Richardson, for his part, has not denied the sexual activity that is said to have taken place at his shoots. His argument has always rested on the notion of consent. That his shoots “were sexual and explicit in nature but all of the subjects of his work participated consensually.” That his models had the same degree of control over the situation as he, the world-famous photographer, the influencer of high fashion, the man who could make someone’s career.
The stories have flown for years, but only now are brands distancing themselves from him.
The newly boosted conversation has reached Hollywood film-maker Woody Allen.
According to IndieWire, Allen’s new film features a sexual relationship between a 15-year-old girl and an adult. Thanks to fellow film-maker Judd Apatow – known for Trainwreck, This Is 40 and Knocked Up – Allen’s name is back in the headlines. Taking to Twitter, Apatow said he was “sad” that Allen was “obsessed with all these young actresses”.
He was responding to Allen’s comments on Weinstein, in which he said he felt “sad” for everyone involved, saying “[It is] tragic for the poor women that were involved, sad for Harvey that [his] life is so messed up”.
Allen, whose wife Mia Farrow left him after discovering his affair with her then-21-year-old daughter, has long stood accused of sexual assault by his adopted daughter, Dylan Farrow. Farrow’s accusations were investigated in 1993 and Allen wasn’t charged, due to the fragility of the child witness. The judge said he could not conclude what had happened, but did state “Mr. Allen’s behavior toward Dylan was grossly inappropriate and [...] measures must be taken to protect her.”
Many women wonder if there’s any point in reporting sexual abuse at all.
But take a moment and look at the women around you now.
Look at how we’re not whispering our own accounts. We’re opening a dialogue. And there’s a very good reason why women this season are dressing in red. To some, our fashion may be frivolous, but women wearing red ensembles are all saying one thing: we’re on fire, wildfire – and it’s spreading.
The Weinstein allegations are still coming: in recent days, actresses Annabella Sciorra and Daryl Hannah have spoken out. Talking to Ronan Farrow, the son of Mia Farrow and Woody Allen, in the NYT, Sciorra alleges she was raped by him, and Hannah speaks of having to barricade “herself in her [hotel] room using furniture” to get away from the film-maker.
Weinstein’s wife has left him, and his company has deserted him. His first film released since the sexual allegations came to light, Amityville: The Awakening, grossed just $742 (£566) in total over its opening weekend in America.
Big fashion brands and well-respected publications have dropped Richardson. Toback faces a growing number of allegations. Big names are publicly denouncing Woody Allen.

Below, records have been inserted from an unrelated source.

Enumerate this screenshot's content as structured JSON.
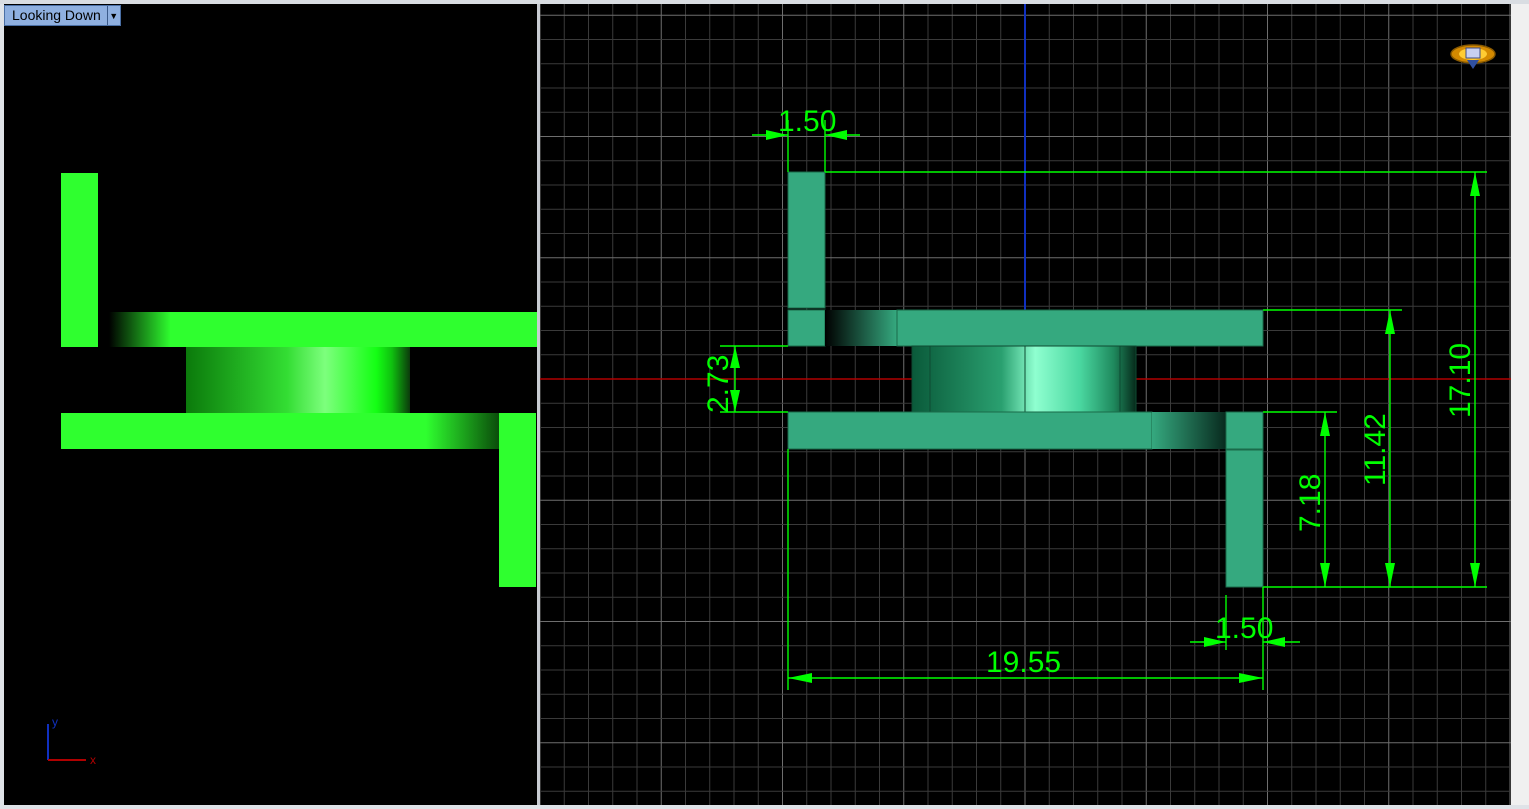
{
  "viewport_left": {
    "title": "Looking Down",
    "dropdown_icon": "chevron-down-icon",
    "axis": {
      "x_label": "x",
      "y_label": "y"
    }
  },
  "viewport_right": {
    "orientation_widget_icon": "view-cube-icon",
    "dimensions": {
      "top_width": "1.50",
      "bottom_width": "1.50",
      "overall_width": "19.55",
      "gap": "2.73",
      "height_small": "7.18",
      "height_mid": "11.42",
      "height_total": "17.10"
    }
  },
  "colors": {
    "shaded_green": "#2fff2f",
    "render_green": "#35a97f",
    "dimension_green": "#00ff00",
    "grid": "#4a4a4a",
    "x_axis": "#b00000",
    "y_axis": "#1030c0"
  }
}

As we head into another month, it’s starting to feel like every day brings a fresh allegation. In recent days, the number of sexual allegations made against these powerhouses has continued to climb, but new names have been added into the fold too. Actresses Heather Lind and Jordana Grolnick have made allegations of sexual assault against George HW Bush – the former President of the US. Five women have made sexual harassment allegations against Mark Halperin, the NBC and MSNBC analyst. He’s issued a public apology to the women, and NBC has terminated his contract.

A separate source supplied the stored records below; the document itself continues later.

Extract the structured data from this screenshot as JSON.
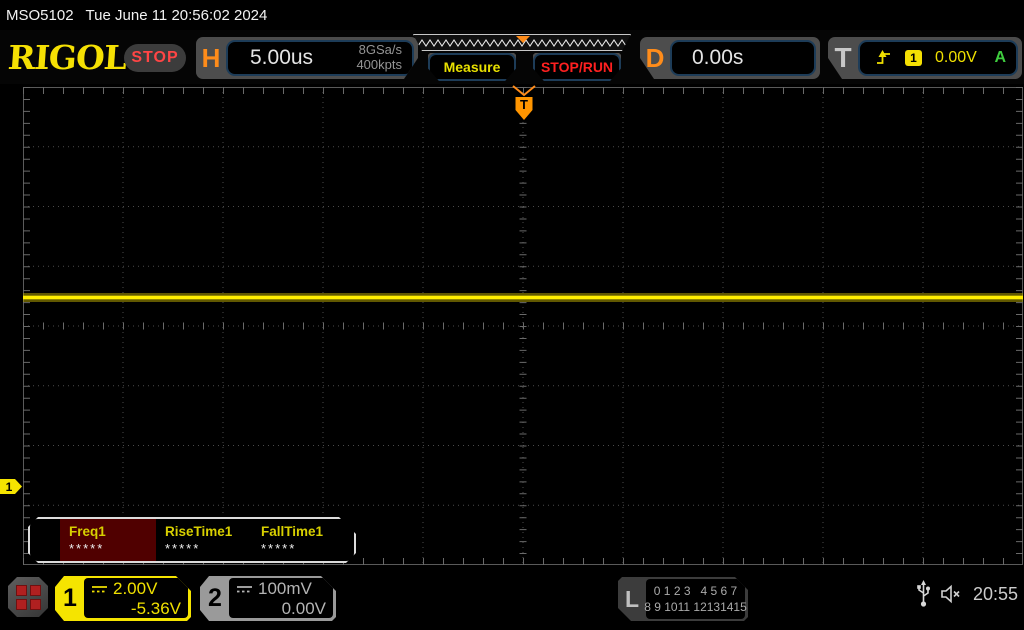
{
  "top_bar": {
    "model": "MSO5102",
    "datetime": "Tue June 11 20:56:02 2024"
  },
  "header": {
    "logo": "RIGOL",
    "run_state": "STOP",
    "horizontal": {
      "label": "H",
      "timebase": "5.00us",
      "sample_rate": "8GSa/s",
      "memory_depth": "400kpts"
    },
    "measure_label": "Measure",
    "stop_run_label": "STOP/RUN",
    "delay": {
      "label": "D",
      "value": "0.00s"
    },
    "trigger": {
      "label": "T",
      "source_channel": "1",
      "level": "0.00V",
      "sweep_mode": "A"
    }
  },
  "graticule": {
    "trigger_marker": "T",
    "ch1_marker": "1",
    "ch1_trace": "flat horizontal line, no activity"
  },
  "measurements": {
    "items": [
      {
        "label": "Freq1",
        "value": "*****",
        "selected": true
      },
      {
        "label": "RiseTime1",
        "value": "*****",
        "selected": false
      },
      {
        "label": "FallTime1",
        "value": "*****",
        "selected": false
      }
    ]
  },
  "channels": [
    {
      "number": "1",
      "scale": "2.00V",
      "offset": "-5.36V",
      "coupling": "DC"
    },
    {
      "number": "2",
      "scale": "100mV",
      "offset": "0.00V",
      "coupling": "DC"
    }
  ],
  "logic": {
    "label": "L",
    "row1": "0 1 2 3   4 5 6 7",
    "row2": "8 9 1011 12131415"
  },
  "status": {
    "time": "20:55",
    "usb_connected": "usb",
    "sound_muted": "muted"
  },
  "colors": {
    "ch1": "#f5e003",
    "ch2": "#9a9a9a",
    "trigger_orange": "#ff8c1a",
    "run_stop_red": "#ff4545",
    "measure_yellow": "#e8e000",
    "trigger_mode_green": "#3ecc3e",
    "selected_measure_bg": "#500000"
  }
}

Even our Prime Minister, Theresa May, is now urging her staff to come forward to report sexual harassment, as claims have been made about Westminster. Commons leader Andrea Leadsom is due to make a statement in due course about proposed plans on how to deal with such claims going forward.
But the next time I think of her – the young woman from Wales – I’ll think of all the other women in recent weeks who’ve bravely refused to be silenced any longer or be “shunted to the side”.

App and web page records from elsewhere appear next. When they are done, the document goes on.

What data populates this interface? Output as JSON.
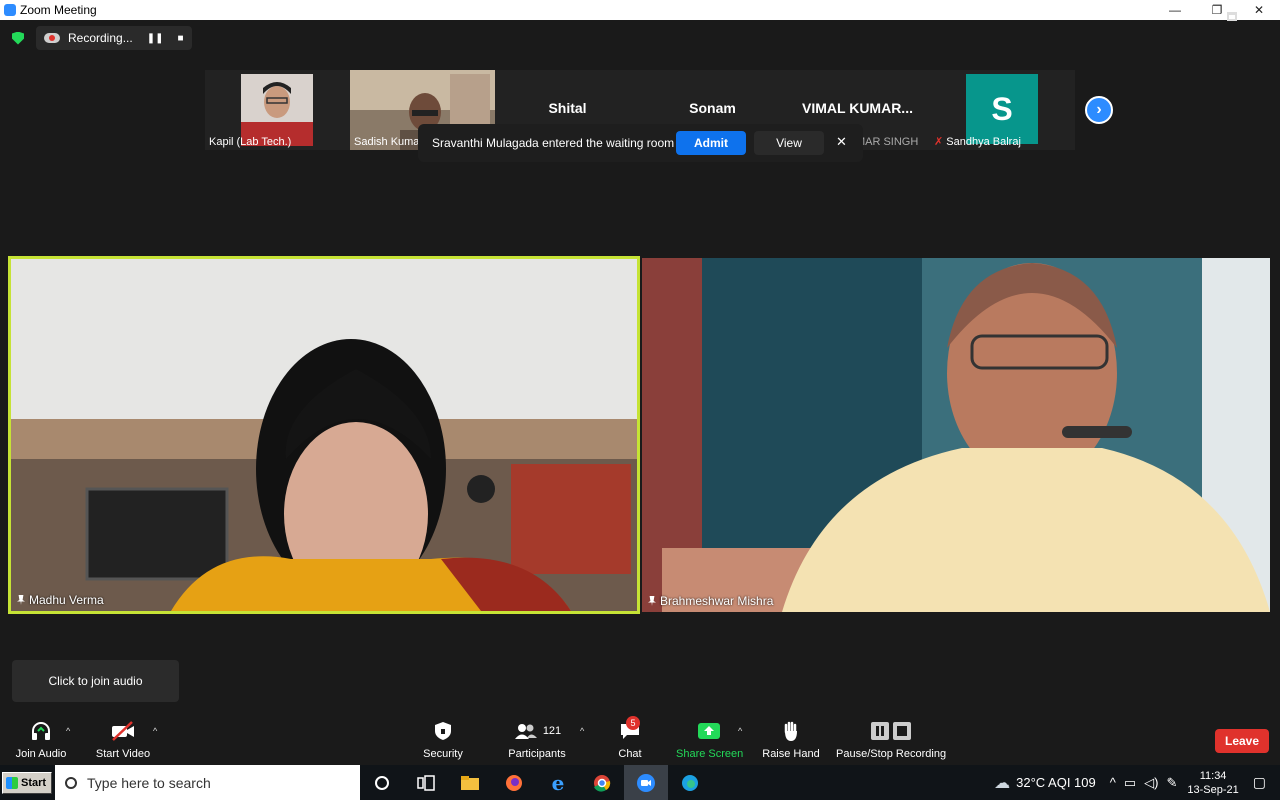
{
  "window": {
    "title": "Zoom Meeting",
    "controls": [
      "—",
      "❐",
      "✕"
    ]
  },
  "topbar": {
    "recording_label": "Recording...",
    "pause_glyph": "❚❚",
    "stop_glyph": "■",
    "view_label": "View"
  },
  "strip": {
    "participants": [
      {
        "name": "Kapil (Lab Tech.)",
        "big": ""
      },
      {
        "name": "Sadish Kumar",
        "big": ""
      },
      {
        "name": "",
        "big": "Shital"
      },
      {
        "name": "",
        "big": "Sonam"
      },
      {
        "name": "VIMAL KUMAR SINGH",
        "big": "VIMAL  KUMAR..."
      },
      {
        "name": "Sandhya Balraj",
        "big": "S"
      }
    ],
    "next_glyph": "›"
  },
  "waiting": {
    "message": "Sravanthi Mulagada entered the waiting room",
    "admit_label": "Admit",
    "view_label": "View",
    "close_glyph": "✕"
  },
  "tiles": {
    "left_name": "Madhu Verma",
    "right_name": "Brahmeshwar Mishra"
  },
  "tooltip": {
    "text": "Click to join audio"
  },
  "toolbar": {
    "join_audio": "Join Audio",
    "start_video": "Start Video",
    "security": "Security",
    "participants": "Participants",
    "participants_count": "121",
    "chat": "Chat",
    "chat_badge": "5",
    "share_screen": "Share Screen",
    "raise_hand": "Raise Hand",
    "recording": "Pause/Stop Recording",
    "leave": "Leave",
    "caret": "^"
  },
  "taskbar": {
    "start": "Start",
    "search_placeholder": "Type here to search",
    "weather": "32°C  AQI 109",
    "time": "11:34",
    "date": "13-Sep-21"
  },
  "colors": {
    "active_speaker": "#c6e335",
    "accent": "#2d8cff",
    "leave": "#e0322c",
    "share": "#23d959"
  }
}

And I’ll continue the conversation as we all head for change – together.
Images: Rex Features / Getty